The cost of a meal: Factors influencing prey profitability in Australian fur seals
journal contributionposted on 2021-01-01, 00:00 authored by N Meyers, Cassie Nettina SpeakmanCassie Nettina Speakman, N A S Y Dorville, M A Hindell, J M Semmens, J Monk, Alastair Baylis, Daniel IerodiaconouDaniel Ierodiaconou, Andrew Hoskins, G J Marshall, K Abernathy, John ArnouldJohn Arnould
Knowledge of the factors shaping the foraging behaviour of species is central to understanding their ecosystem role and predicting their response to environmental variability. To maximise survival and reproduction, foraging strategies must balance the costs and benefits related to energy needed to pursue, manipulate, and consume prey with the nutritional reward obtained.
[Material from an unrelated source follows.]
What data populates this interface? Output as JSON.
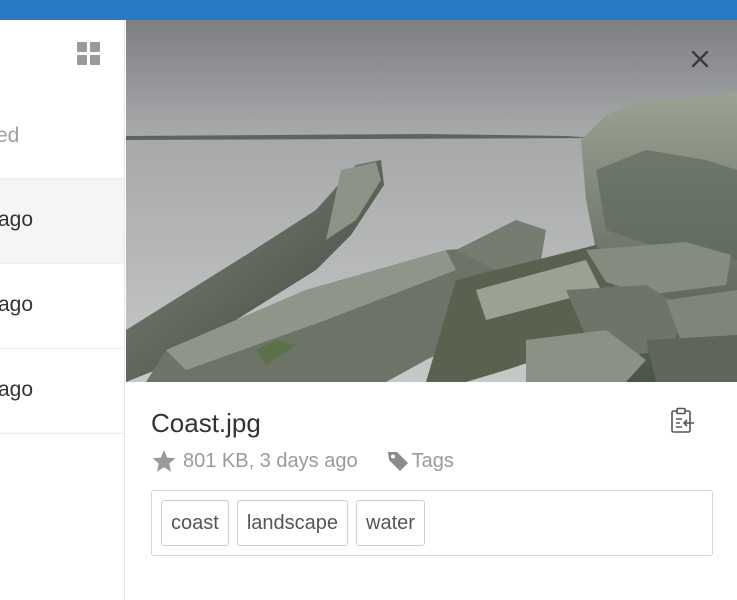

While such information is vital for understanding how changes in prey assemblages may affect predators, determining these components is inherently difficult in cryptic predators. The present study used animal-borne video data loggers to investigate the costs and benefits related to different prey types for female Australian fur seals (Arctocephalus pusillus doriferus), a primarily benthic foraging species in the low productivity Bass Strait, south-eastern Australia. A total of 1,263 prey captures, resulting from 2,027 prey detections, were observed in 84.5 h of video recordings from 23 individuals. Substantial differences in prey pursuit and handling times, gross energy gain and total energy expenditure were observed between prey types. Importantly, the profitability of prey was not significantly different between prey types, with the exception of elasmobranchs. This study highlights the benefit of animal-borne video data loggers for understanding the factors that influence foraging decisions in predators. Further studies incorporating search times for different prey types would further elucidate how profitability differs with prey type.